Back in the 70’s I had to ask my parents if I could grow my hair long (past my ears, down my back was pushing it).  “All the guys have long hair,” I argued.  They relented and I spent a summer skipping haircuts to make my debut to 9th grade as one of the cool kids.

Now, kids are not asking something they can change with a trip to the hair stylist.
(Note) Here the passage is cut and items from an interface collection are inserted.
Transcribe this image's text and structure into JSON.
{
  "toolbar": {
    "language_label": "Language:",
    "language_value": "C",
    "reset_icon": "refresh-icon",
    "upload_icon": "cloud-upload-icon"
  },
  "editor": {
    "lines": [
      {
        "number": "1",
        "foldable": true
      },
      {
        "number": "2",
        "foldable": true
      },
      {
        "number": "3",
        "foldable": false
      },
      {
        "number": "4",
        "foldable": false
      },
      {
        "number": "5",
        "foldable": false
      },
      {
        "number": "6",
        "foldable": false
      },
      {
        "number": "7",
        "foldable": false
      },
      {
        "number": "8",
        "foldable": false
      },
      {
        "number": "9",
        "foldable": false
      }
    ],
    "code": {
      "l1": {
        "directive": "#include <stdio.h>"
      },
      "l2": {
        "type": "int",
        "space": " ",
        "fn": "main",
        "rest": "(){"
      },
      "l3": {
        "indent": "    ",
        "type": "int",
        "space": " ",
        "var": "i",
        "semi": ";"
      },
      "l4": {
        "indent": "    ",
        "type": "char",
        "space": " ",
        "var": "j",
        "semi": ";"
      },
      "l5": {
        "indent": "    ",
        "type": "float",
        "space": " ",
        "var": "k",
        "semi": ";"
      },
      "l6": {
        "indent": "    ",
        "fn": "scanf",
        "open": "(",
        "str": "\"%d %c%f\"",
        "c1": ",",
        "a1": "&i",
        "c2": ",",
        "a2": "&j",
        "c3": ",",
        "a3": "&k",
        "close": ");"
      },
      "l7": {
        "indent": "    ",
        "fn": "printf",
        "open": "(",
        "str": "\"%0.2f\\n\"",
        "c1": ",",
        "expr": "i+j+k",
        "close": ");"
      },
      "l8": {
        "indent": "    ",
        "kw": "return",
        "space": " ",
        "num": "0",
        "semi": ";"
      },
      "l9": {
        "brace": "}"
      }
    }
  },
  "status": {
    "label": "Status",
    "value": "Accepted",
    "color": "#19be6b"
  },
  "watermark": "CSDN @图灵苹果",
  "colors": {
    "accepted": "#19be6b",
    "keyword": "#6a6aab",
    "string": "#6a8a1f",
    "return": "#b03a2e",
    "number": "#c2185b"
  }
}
Rather, they want to permanently disfigure their faces.  Tattoos and piercings are pretty hard to undo and this generation of youth is not thinking about the future.  If you don’t believe me, just go to any fast food restaurant and see what’s behind the counter.

Today, an kid’s image is about more than just their clothes and hair.  It’s about having the latest smart phone, the coolest first car and following the latest trends.  Trends tend to be set by the fringe-elements of society, however bizarre.  How we appeared in the 70’s reflected what the hippies looked like in the 60’s with a more conservative approach.  Now, kids want to emulate to the fullest whatever the freakazoids are doing on MTV and the internet.

So, be glad your kid asked in the first place instead of coming home with a surprise in her face.  As parents, we need to be prepared for stuff like this and have a list of questions ready.  Some to ask would be, “What kind of people are you trying to identify with?”  Explain that even though facial piercing might be trendy, it was made popular in recent times by drug-users.  If they want to work in a profession that pays more than minimum wage, having an image as a druggie might be a bad idea.  Big-corporation interviewers would see that hole in her face and think she’s an addict and therefore not worth the risk.

Next, “Have you thought this through?”  Even though she wants to do it now, will she regret it in adulthood.  That applies to tattoos as well.  As your child grows and gains weight, that tat is going to stretch and fade.  Invite them to just look at you.  You’re not as thin as you used to be!

Next, and most important, I would advise instilling in your kid a sense of self-worth.  Something like, “You couldn’t be a prettier girl.  Will a nose ring add to your appearance?  When you remove it, how will that hole look?  You don’t need to follow the crowd, you’re beautiful just the way you are.  You are an awesome person.  Don’t follow the trends, set the trends.”  If you would have been affirming your daughter like this all along, she probably wouldn’t be wanting a nose/lip/tongue/eyebrow/navel-ring.  Your son probably wouldn’t want a tattoo either.

Affirming your kids with a great sense of self esteem and instilling a sense of “We” into them will help keep them from freaky influences.  They will understand that in this family, there’s certain things “We” don’t do.  When kids are raised in a loving, stable environment, they may consider how they represent their parents.

We do look to the future.